Retirement payouts and police overtime helped determine who made the 2018 list and where those employees appeared on it.

Beside Straubel, three other retired police officers were among the 10 highest paid workers: Sgt. John Losak was number one with $283,308, Police Capt. Robert Evans was in second place with $264,604 and Police Sgt. John Evans was fourth on the list, earning $240,043 in 2018.

Police Sgt. Gregg Granello was sixth on the list. While his base pay is $78,675, Granello earned the largest amount of straight overtime — $112,288 — and $13,762 working off-duty.

“He’s just a working machine,” Perez said Friday of Granello.

The chief said that beside performing his regular patrol duties, Granello in 2018 had a key roll in implementing the department’s uniform cameras and technological upgrades to police cruisers.

Bridgeport’s finance and budget staff, who track and estimate overtime, recently told the City Council that Perez might wind up $1.9 million over his $5.3 million overtime budget when the fiscal year ends June 30. But some of that is expected to be offset by reduced personnel costs because of vacancies.

“I think I’ve got a better handle on” the overtime, said Perez, who Ganim promoted late last year to permanent chief after nearly three years as acting top cop.

From top lawyers to mayoral chauffeurs

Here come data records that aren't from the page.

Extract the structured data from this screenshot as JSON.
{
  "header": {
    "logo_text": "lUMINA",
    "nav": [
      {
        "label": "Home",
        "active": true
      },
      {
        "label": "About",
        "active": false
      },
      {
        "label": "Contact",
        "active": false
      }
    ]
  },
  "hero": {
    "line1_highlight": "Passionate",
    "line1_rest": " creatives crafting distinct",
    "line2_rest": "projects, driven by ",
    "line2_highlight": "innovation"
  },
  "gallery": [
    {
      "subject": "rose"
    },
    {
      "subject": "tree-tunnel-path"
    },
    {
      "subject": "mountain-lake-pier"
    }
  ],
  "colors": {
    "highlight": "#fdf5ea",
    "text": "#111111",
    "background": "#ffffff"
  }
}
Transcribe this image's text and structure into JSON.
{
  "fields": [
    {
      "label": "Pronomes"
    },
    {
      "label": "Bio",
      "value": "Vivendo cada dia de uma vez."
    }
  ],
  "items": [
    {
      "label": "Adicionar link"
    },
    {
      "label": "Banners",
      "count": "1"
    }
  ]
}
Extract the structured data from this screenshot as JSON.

Perez was 36th on the top paid list, earning $154,164. For the bulk of 2018, he was acting police chief with a base salary of $145,428. Like many long-time Bridgeport employees, Perez took advantage of a city policy allowing staffers who have earned four weeks of vacation a year to choose a payout for two of those the following year. In Perez’s case, that was $5,192.

Perez also received the annual longevity bonus provided long-time employees. His was $2,625 after more than 38 years on the force.

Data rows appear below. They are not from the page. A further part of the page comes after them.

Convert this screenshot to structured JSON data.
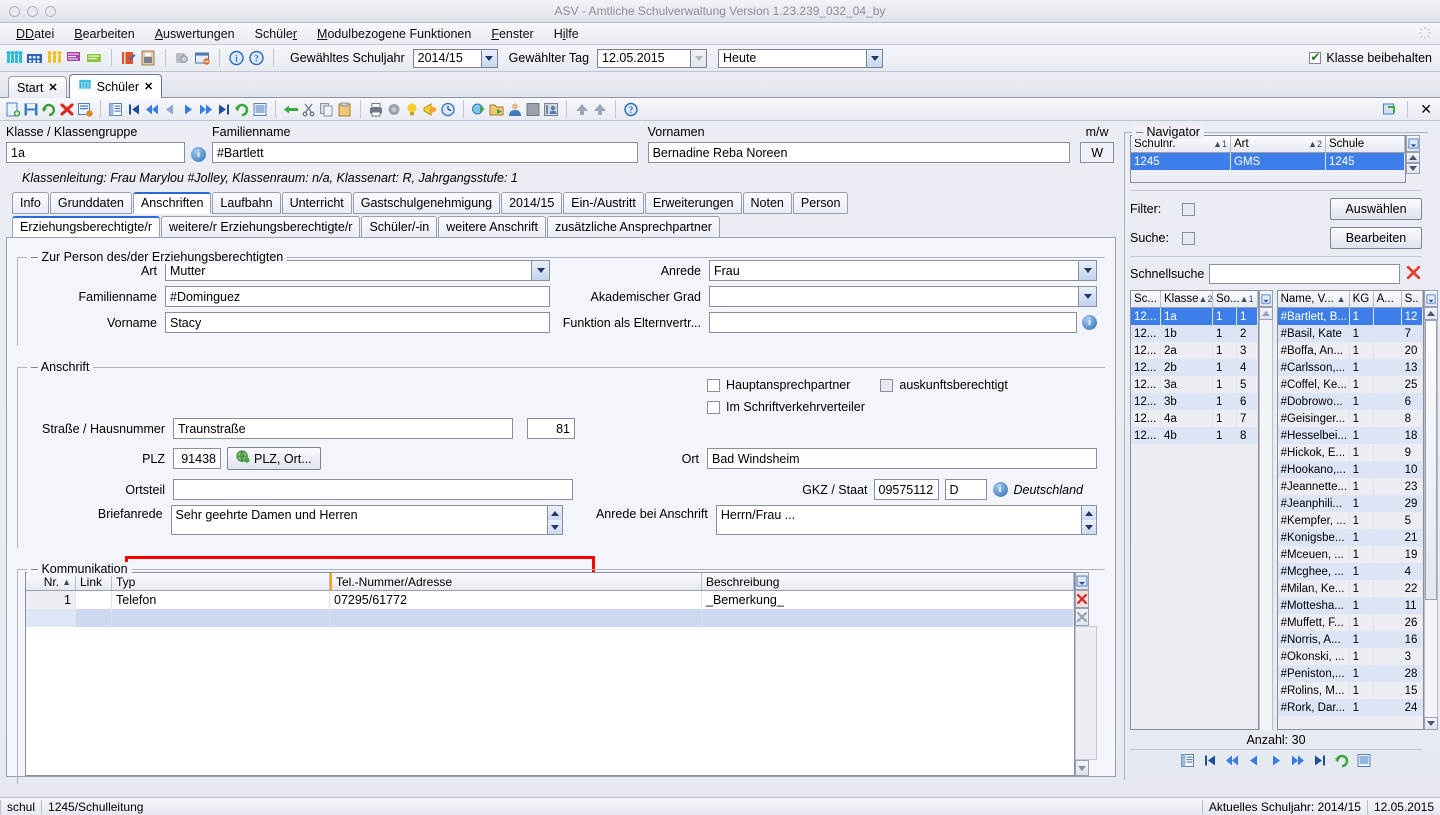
{
  "window": {
    "title": "ASV - Amtliche Schulverwaltung Version 1.23.239_032_04_by"
  },
  "menubar": {
    "items": [
      "Datei",
      "Bearbeiten",
      "Auswertungen",
      "Schüler",
      "Modulbezogene Funktionen",
      "Fenster",
      "Hilfe"
    ]
  },
  "toolbar": {
    "schuljahr_label": "Gewähltes Schuljahr",
    "schuljahr_value": "2014/15",
    "tag_label": "Gewählter Tag",
    "tag_value": "12.05.2015",
    "heute_value": "Heute",
    "keep_class_label": "Klasse beibehalten",
    "keep_class_checked": true
  },
  "window_tabs": [
    {
      "label": "Start",
      "active": false
    },
    {
      "label": "Schüler",
      "active": true
    }
  ],
  "header_fields": {
    "klasse_label": "Klasse / Klassengruppe",
    "klasse_value": "1a",
    "familienname_label": "Familienname",
    "familienname_value": "#Bartlett",
    "vornamen_label": "Vornamen",
    "vornamen_value": "Bernadine Reba Noreen",
    "mw_label": "m/w",
    "mw_value": "W",
    "classinfo": "Klassenleitung: Frau Marylou #Jolley, Klassenraum: n/a, Klassenart: R, Jahrgangsstufe: 1"
  },
  "main_tabs": [
    {
      "label": "Info",
      "active": false
    },
    {
      "label": "Grunddaten",
      "active": false
    },
    {
      "label": "Anschriften",
      "active": true
    },
    {
      "label": "Laufbahn",
      "active": false
    },
    {
      "label": "Unterricht",
      "active": false
    },
    {
      "label": "Gastschulgenehmigung",
      "active": false
    },
    {
      "label": "2014/15",
      "active": false
    },
    {
      "label": "Ein-/Austritt",
      "active": false
    },
    {
      "label": "Erweiterungen",
      "active": false
    },
    {
      "label": "Noten",
      "active": false
    },
    {
      "label": "Person",
      "active": false
    }
  ],
  "sub_tabs": [
    {
      "label": "Erziehungsberechtigte/r",
      "active": true
    },
    {
      "label": "weitere/r Erziehungsberechtigte/r",
      "active": false
    },
    {
      "label": "Schüler/-in",
      "active": false
    },
    {
      "label": "weitere Anschrift",
      "active": false
    },
    {
      "label": "zusätzliche Ansprechpartner",
      "active": false
    }
  ],
  "person_group": {
    "title": "Zur Person des/der Erziehungsberechtigten",
    "art_label": "Art",
    "art_value": "Mutter",
    "familienname_label": "Familienname",
    "familienname_value": "#Dominguez",
    "vorname_label": "Vorname",
    "vorname_value": "Stacy",
    "anrede_label": "Anrede",
    "anrede_value": "Frau",
    "akad_grad_label": "Akademischer Grad",
    "akad_grad_value": "",
    "funktion_label": "Funktion als Elternvertr...",
    "funktion_value": ""
  },
  "anschrift_group": {
    "title": "Anschrift",
    "checkboxes": [
      {
        "label": "Hauptansprechpartner",
        "checked": false,
        "disabled": false
      },
      {
        "label": "auskunftsberechtigt",
        "checked": false,
        "disabled": true
      },
      {
        "label": "Im Schriftverkehrverteiler",
        "checked": false,
        "disabled": false
      }
    ],
    "strasse_label": "Straße / Hausnummer",
    "strasse_value": "Traunstraße",
    "hausnummer_value": "81",
    "plz_label": "PLZ",
    "plz_value": "91438",
    "plz_ort_button": "PLZ, Ort...",
    "ortsteil_label": "Ortsteil",
    "ortsteil_value": "",
    "ort_label": "Ort",
    "ort_value": "Bad Windsheim",
    "gkz_label": "GKZ / Staat",
    "gkz_value": "09575112",
    "staat_value": "D",
    "staat_name": "Deutschland",
    "briefanrede_label": "Briefanrede",
    "briefanrede_value": "Sehr geehrte Damen und Herren",
    "anrede_anschrift_label": "Anrede bei Anschrift",
    "anrede_anschrift_value": "Herrn/Frau ..."
  },
  "kommunikation": {
    "title": "Kommunikation",
    "columns": [
      "Nr.",
      "Link",
      "Typ",
      "Tel.-Nummer/Adresse",
      "Beschreibung"
    ],
    "rows": [
      {
        "nr": "1",
        "link": "",
        "typ": "Telefon",
        "nummer": "07295/61772",
        "beschreibung": "_Bemerkung_"
      },
      {
        "nr": "",
        "link": "",
        "typ": "",
        "nummer": "",
        "beschreibung": ""
      }
    ]
  },
  "navigator": {
    "title": "Navigator",
    "school_columns": [
      {
        "label": "Schulnr.",
        "sort": "▲1"
      },
      {
        "label": "Art",
        "sort": "▲2"
      },
      {
        "label": "Schule",
        "sort": ""
      }
    ],
    "school_rows": [
      {
        "schulnr": "1245",
        "art": "GMS",
        "schule": "1245",
        "selected": true
      }
    ],
    "filter_label": "Filter:",
    "filter_checked": false,
    "suche_label": "Suche:",
    "suche_checked": false,
    "auswaehlen_button": "Auswählen",
    "bearbeiten_button": "Bearbeiten",
    "schnellsuche_label": "Schnellsuche",
    "schnellsuche_value": "",
    "class_columns": [
      {
        "label": "Sc...",
        "sort": ""
      },
      {
        "label": "Klasse",
        "sort": "▲2"
      },
      {
        "label": "So...",
        "sort": "▲1"
      }
    ],
    "class_rows": [
      {
        "sc": "12...",
        "klasse": "1a",
        "kg": "1",
        "so": "1",
        "selected": true
      },
      {
        "sc": "12...",
        "klasse": "1b",
        "kg": "1",
        "so": "2",
        "selected": false
      },
      {
        "sc": "12...",
        "klasse": "2a",
        "kg": "1",
        "so": "3",
        "selected": false
      },
      {
        "sc": "12...",
        "klasse": "2b",
        "kg": "1",
        "so": "4",
        "selected": false
      },
      {
        "sc": "12...",
        "klasse": "3a",
        "kg": "1",
        "so": "5",
        "selected": false
      },
      {
        "sc": "12...",
        "klasse": "3b",
        "kg": "1",
        "so": "6",
        "selected": false
      },
      {
        "sc": "12...",
        "klasse": "4a",
        "kg": "1",
        "so": "7",
        "selected": false
      },
      {
        "sc": "12...",
        "klasse": "4b",
        "kg": "1",
        "so": "8",
        "selected": false
      }
    ],
    "student_columns": [
      {
        "label": "Name, V...",
        "sort": "▲"
      },
      {
        "label": "KG",
        "sort": ""
      },
      {
        "label": "A...",
        "sort": ""
      },
      {
        "label": "S..",
        "sort": ""
      }
    ],
    "student_rows": [
      {
        "name": "#Bartlett, B...",
        "kg": "1",
        "a": "",
        "s": "12",
        "selected": true
      },
      {
        "name": "#Basil, Kate",
        "kg": "1",
        "a": "",
        "s": "7",
        "selected": false
      },
      {
        "name": "#Boffa, An...",
        "kg": "1",
        "a": "",
        "s": "20",
        "selected": false
      },
      {
        "name": "#Carlsson,...",
        "kg": "1",
        "a": "",
        "s": "13",
        "selected": false
      },
      {
        "name": "#Coffel, Ke...",
        "kg": "1",
        "a": "",
        "s": "25",
        "selected": false
      },
      {
        "name": "#Dobrowo...",
        "kg": "1",
        "a": "",
        "s": "6",
        "selected": false
      },
      {
        "name": "#Geisinger...",
        "kg": "1",
        "a": "",
        "s": "8",
        "selected": false
      },
      {
        "name": "#Hesselbei...",
        "kg": "1",
        "a": "",
        "s": "18",
        "selected": false
      },
      {
        "name": "#Hickok, E...",
        "kg": "1",
        "a": "",
        "s": "9",
        "selected": false
      },
      {
        "name": "#Hookano,...",
        "kg": "1",
        "a": "",
        "s": "10",
        "selected": false
      },
      {
        "name": "#Jeannette...",
        "kg": "1",
        "a": "",
        "s": "23",
        "selected": false
      },
      {
        "name": "#Jeanphili...",
        "kg": "1",
        "a": "",
        "s": "29",
        "selected": false
      },
      {
        "name": "#Kempfer, ...",
        "kg": "1",
        "a": "",
        "s": "5",
        "selected": false
      },
      {
        "name": "#Konigsbe...",
        "kg": "1",
        "a": "",
        "s": "21",
        "selected": false
      },
      {
        "name": "#Mceuen, ...",
        "kg": "1",
        "a": "",
        "s": "19",
        "selected": false
      },
      {
        "name": "#Mcghee, ...",
        "kg": "1",
        "a": "",
        "s": "4",
        "selected": false
      },
      {
        "name": "#Milan, Ke...",
        "kg": "1",
        "a": "",
        "s": "22",
        "selected": false
      },
      {
        "name": "#Mottesha...",
        "kg": "1",
        "a": "",
        "s": "11",
        "selected": false
      },
      {
        "name": "#Muffett, F...",
        "kg": "1",
        "a": "",
        "s": "26",
        "selected": false
      },
      {
        "name": "#Norris, A...",
        "kg": "1",
        "a": "",
        "s": "16",
        "selected": false
      },
      {
        "name": "#Okonski, ...",
        "kg": "1",
        "a": "",
        "s": "3",
        "selected": false
      },
      {
        "name": "#Peniston,...",
        "kg": "1",
        "a": "",
        "s": "28",
        "selected": false
      },
      {
        "name": "#Rolins, M...",
        "kg": "1",
        "a": "",
        "s": "15",
        "selected": false
      },
      {
        "name": "#Rork, Dar...",
        "kg": "1",
        "a": "",
        "s": "24",
        "selected": false
      }
    ],
    "anzahl_label": "Anzahl: 30"
  },
  "statusbar": {
    "user": "schul",
    "context": "1245/Schulleitung",
    "schuljahr": "Aktuelles Schuljahr: 2014/15",
    "date": "12.05.2015"
  },
  "colors": {
    "selection_blue": "#3d7ee8",
    "alt_row": "#dbe5f6",
    "highlight_red": "#ff0000",
    "active_tab_accent": "#2b6cd4"
  }
}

The chief’s standing on the list of high earners is likely to improve in 2019. Perez, because he left the union after being made permanent top cop, was allowed to cash in unused time accrued during his career. So in January he was paid $171,830 — $122,017 after taxes — for unused vacation, personal and sick days, holidays and for compensatory time.

Among the non-cops in the top 10 municipal earners was Attorney Mark Anastasi, a veteran of the law department. He still advises city officials on legal matters, but as a consultant. Upon retiring in mid-2018, Anastasi cashed in $119,109 worth of unused sick days and $13,098 worth of vacation time, helping him become the eighth highest paid official, with gross earnings of $210,346.

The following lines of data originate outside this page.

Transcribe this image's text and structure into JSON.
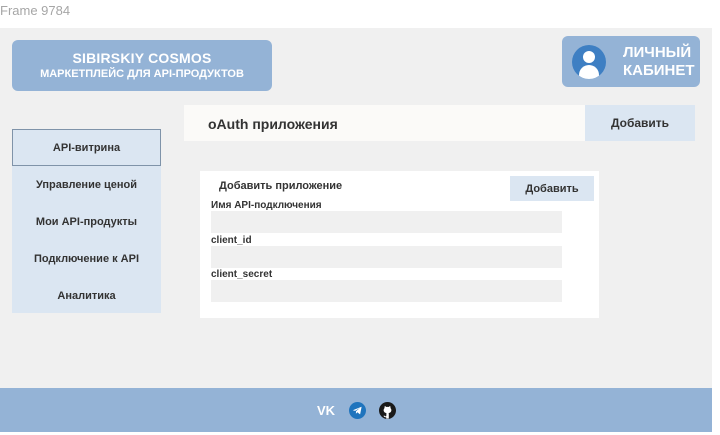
{
  "frame": {
    "label": "Frame 9784"
  },
  "brand": {
    "title": "SIBIRSKIY COSMOS",
    "subtitle": "МАРКЕТПЛЕЙС ДЛЯ API-ПРОДУКТОВ"
  },
  "account": {
    "label_line1": "ЛИЧНЫЙ",
    "label_line2": "КАБИНЕТ",
    "icon": "user-avatar-icon"
  },
  "page": {
    "title": "oAuth приложения",
    "add_button": "Добавить"
  },
  "sidebar": {
    "items": [
      {
        "label": "API-витрина",
        "active": true
      },
      {
        "label": "Управление ценой",
        "active": false
      },
      {
        "label": "Мои API-продукты",
        "active": false
      },
      {
        "label": "Подключение к API",
        "active": false
      },
      {
        "label": "Аналитика",
        "active": false
      }
    ]
  },
  "form": {
    "title": "Добавить приложение",
    "submit": "Добавить",
    "fields": [
      {
        "label": "Имя API-подключения",
        "value": ""
      },
      {
        "label": "client_id",
        "value": ""
      },
      {
        "label": "client_secret",
        "value": ""
      }
    ]
  },
  "footer": {
    "icons": [
      "vk-icon",
      "telegram-icon",
      "github-icon"
    ]
  },
  "colors": {
    "accent": "#94b3d6",
    "light_accent": "#dbe6f2",
    "background": "#f0f0f0",
    "avatar": "#3e7fc3"
  }
}
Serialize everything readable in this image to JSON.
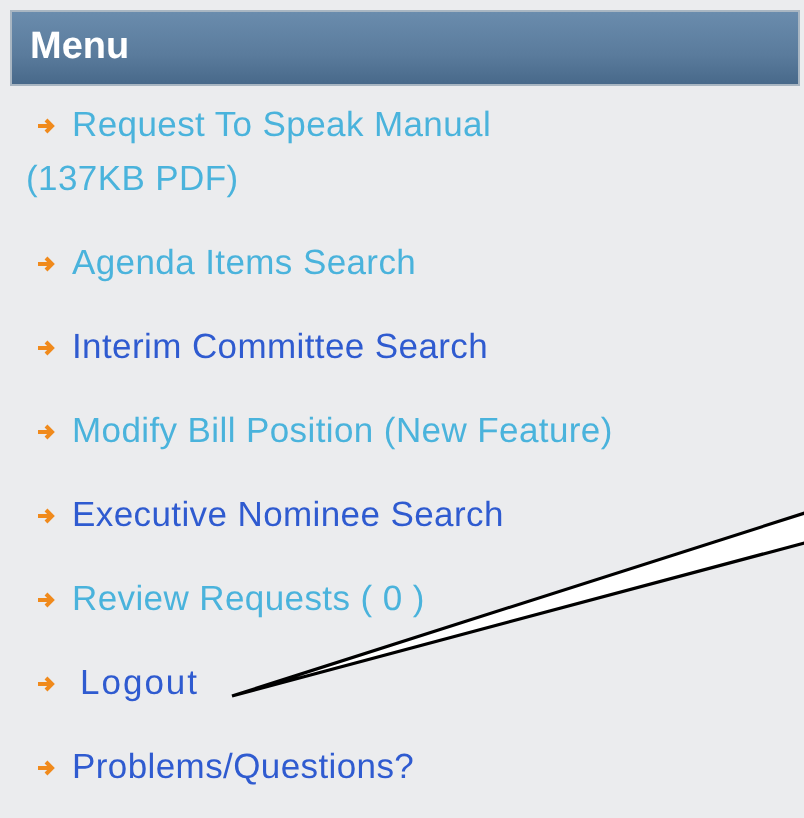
{
  "menu": {
    "title": "Menu",
    "items": [
      {
        "label": "Request To Speak Manual (137KB PDF)",
        "visited": true
      },
      {
        "label": "Agenda Items Search",
        "visited": true
      },
      {
        "label": "Interim Committee Search",
        "visited": false
      },
      {
        "label": "Modify Bill Position (New Feature)",
        "visited": true
      },
      {
        "label": "Executive Nominee Search",
        "visited": false
      },
      {
        "label": "Review Requests ( 0 )",
        "visited": true
      },
      {
        "label": "Logout",
        "visited": false
      },
      {
        "label": "Problems/Questions?",
        "visited": false
      }
    ]
  }
}
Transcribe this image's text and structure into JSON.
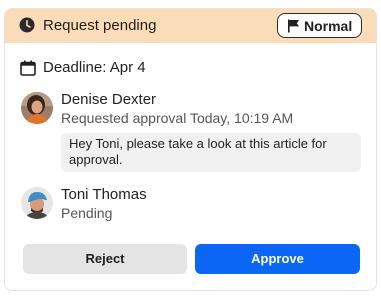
{
  "header": {
    "status": "Request pending",
    "status_icon": "clock-icon",
    "priority_label": "Normal",
    "priority_icon": "flag-icon",
    "background": "#fbdcb8"
  },
  "deadline": {
    "text": "Deadline: Apr 4",
    "icon": "calendar-icon"
  },
  "requester": {
    "name": "Denise Dexter",
    "action": "Requested approval Today, 10:19 AM",
    "comment": "Hey Toni, please take a look at this article for approval."
  },
  "approver": {
    "name": "Toni Thomas",
    "status": "Pending"
  },
  "actions": {
    "reject_label": "Reject",
    "approve_label": "Approve",
    "approve_color": "#0b66f5"
  }
}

In contrast, City Attorney R. Christopher Meyer, Anastasi’s supervisor, was much further down the list, taking home $147,821.

Schools Superintendent Aresta Johnson dropped from second on the list in 2017 to third last year, receiving $252,365. Marlene Siegel, the school district’s chief financial officer, inched up from sixth place to fifth, earning $215,016.

Ganim had been in 29th place in 2017. In 2018, he dropped slightly to 35th, but still earned more — $154,502 versus $152,876 in 2017. The mayor recently negotiated a new contract with the city’s supervisors union that also benefits non-union elected and appointed officials. So he will be receiving a retroactive 2 percent raise as of last July, and another 2 percent raise this summer.

The mayor has a couple of police officers who drive him around and serve as security. Only one of those, Lt. Richard Azzarito, appeared on the list, helped by the $44,859 he was paid in straight overtime. Perez, however, said the overtime was not related to Azzarito’s mayoral duties. The lieutenant took home $146,916 total.

Another noteworthy name on the list is Ricci’s. His job running the massive public facilities department earned the veteran of the city payroll and of Bridgeport politics — he helped elect Ganim in 2015 — $146,829. And, like Ganim, Ricci, a non-union political appointee, will share in the supervisors union’s raises.

Those pay increases should help offset the four weeks worth of salary that Ricci recently lost as punishment for his role in a recent scandal involving the illicit sale of scrap metal by members of Ricci’s staff.